It is important to inform your veterinarian there is a possibility of rabies so they will be able to diagnose symptoms more quickly and have their staff take necessary precautions to protect themselves. If you suspect you obtained one of these puppies and no longer have the animal or the puppy died, please contact your health care provider as soon as possible about a potential rabies exposure. In addition, please contact DHEC's Environmental Health Services Spartanburg office at the phone numbers listed below.
"Rabies is a deadly, but preventable, viral disease that is transmitted when saliva or neural tissue of an infected animal is introduced into the human body, usually through a bite, or contact with an open wound or areas such as the mouth or eyes," said Sandra Craig of DHEC's Bureau of Environmental Health Services. "Unfortunately, hundreds of South Carolinians must undergo preventive treatment for rabies every year, due to exposure to a rabid or suspected rabid animal."
The victims were potentially exposed when they were either bitten, scratched, or were providing care for the animal. The puppy began to show neurological symptoms at the end of July, and was submitted to DHEC's laboratory for testing on August 1. The puppy was confirmed to have rabies the following day. DHEC is working with the facility to identify and contact customers that may have purchased a puppy during this time.
Keeping your pets up-to-date on their rabies vaccination is one of the easiest and most effective ways you can protect yourself, your family and your pets from this fatal disease.
"Talk to your veterinarian to determine when you should vaccinate a young puppy or kitten, as well as when to schedule a booster," said Craig. "While puppies and kittens are still very young and not fully immunized, they should be monitored whenever they are outside in order to reduce possible exposure to diseases."

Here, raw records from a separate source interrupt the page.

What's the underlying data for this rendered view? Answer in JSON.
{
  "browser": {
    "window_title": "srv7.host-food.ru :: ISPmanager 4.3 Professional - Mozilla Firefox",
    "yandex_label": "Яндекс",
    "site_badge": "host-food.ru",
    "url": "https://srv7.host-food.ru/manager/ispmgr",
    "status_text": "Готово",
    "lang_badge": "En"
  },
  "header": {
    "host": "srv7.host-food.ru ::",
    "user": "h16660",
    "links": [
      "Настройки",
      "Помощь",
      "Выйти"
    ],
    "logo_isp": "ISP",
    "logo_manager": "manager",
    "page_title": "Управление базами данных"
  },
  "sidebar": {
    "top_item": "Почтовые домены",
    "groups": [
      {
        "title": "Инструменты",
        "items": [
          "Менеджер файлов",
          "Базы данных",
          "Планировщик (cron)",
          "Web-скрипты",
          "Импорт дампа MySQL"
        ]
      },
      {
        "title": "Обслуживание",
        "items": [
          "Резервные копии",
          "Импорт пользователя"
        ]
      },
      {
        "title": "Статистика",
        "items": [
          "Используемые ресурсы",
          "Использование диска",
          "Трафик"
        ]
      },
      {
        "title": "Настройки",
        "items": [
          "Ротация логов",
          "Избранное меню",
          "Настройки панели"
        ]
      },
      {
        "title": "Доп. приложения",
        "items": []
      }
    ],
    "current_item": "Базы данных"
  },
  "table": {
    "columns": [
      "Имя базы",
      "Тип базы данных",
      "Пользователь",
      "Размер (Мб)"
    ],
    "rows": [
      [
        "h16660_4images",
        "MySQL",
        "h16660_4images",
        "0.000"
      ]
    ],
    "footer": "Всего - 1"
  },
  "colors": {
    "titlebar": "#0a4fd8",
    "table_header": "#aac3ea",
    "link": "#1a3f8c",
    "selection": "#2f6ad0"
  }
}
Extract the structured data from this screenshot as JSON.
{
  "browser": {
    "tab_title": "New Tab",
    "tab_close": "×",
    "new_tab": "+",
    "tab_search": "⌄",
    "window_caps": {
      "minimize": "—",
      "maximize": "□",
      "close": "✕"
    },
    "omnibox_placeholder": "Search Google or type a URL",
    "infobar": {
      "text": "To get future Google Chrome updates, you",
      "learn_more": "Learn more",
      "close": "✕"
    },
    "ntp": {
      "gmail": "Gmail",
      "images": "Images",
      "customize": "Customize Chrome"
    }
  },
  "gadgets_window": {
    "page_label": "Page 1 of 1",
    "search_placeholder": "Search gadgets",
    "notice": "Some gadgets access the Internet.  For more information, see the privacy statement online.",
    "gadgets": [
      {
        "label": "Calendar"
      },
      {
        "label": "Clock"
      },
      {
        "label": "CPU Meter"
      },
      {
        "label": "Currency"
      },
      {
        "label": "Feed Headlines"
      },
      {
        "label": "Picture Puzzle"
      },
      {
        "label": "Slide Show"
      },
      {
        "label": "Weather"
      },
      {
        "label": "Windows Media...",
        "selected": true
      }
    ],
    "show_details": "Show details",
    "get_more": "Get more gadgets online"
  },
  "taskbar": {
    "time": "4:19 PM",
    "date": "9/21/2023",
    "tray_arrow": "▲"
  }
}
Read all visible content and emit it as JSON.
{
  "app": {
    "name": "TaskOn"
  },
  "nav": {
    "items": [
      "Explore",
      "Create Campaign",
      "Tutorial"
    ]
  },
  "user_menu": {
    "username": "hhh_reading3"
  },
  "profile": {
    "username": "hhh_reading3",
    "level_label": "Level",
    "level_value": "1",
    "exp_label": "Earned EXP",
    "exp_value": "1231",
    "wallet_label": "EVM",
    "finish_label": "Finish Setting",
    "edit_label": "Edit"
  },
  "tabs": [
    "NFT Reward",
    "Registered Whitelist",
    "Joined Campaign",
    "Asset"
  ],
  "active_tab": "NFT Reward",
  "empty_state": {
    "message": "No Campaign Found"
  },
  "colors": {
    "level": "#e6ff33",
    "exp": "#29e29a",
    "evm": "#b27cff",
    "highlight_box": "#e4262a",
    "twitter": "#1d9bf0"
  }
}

If you have a question or concern about possible exposure, please contact DHEC's Environmental Health Services Spartanburg office at (864) 596-3327. Operators are available Monday- Friday from 8:30a-5:00p. During times outside of normal business hours or on holidays, please call (888) 847-0902.
The puppy is the fourth animal in Spartanburg County to test positive for rabies in 2016. There have been 64 confirmed cases of animal rabies statewide this year. In 2015, Spartanburg County had five rabies cases out of 130 statewide.
For more information on rabies visit http://www.scdhec.gov/rabies, or contact your local DHEC BEHS office at: http://www.scdhec.gov/HomeAndEnvironment/DHECLocations/. CDC's rabies webpage can be found at http://www.cdc.gov/rabies.
DHEC Media Relations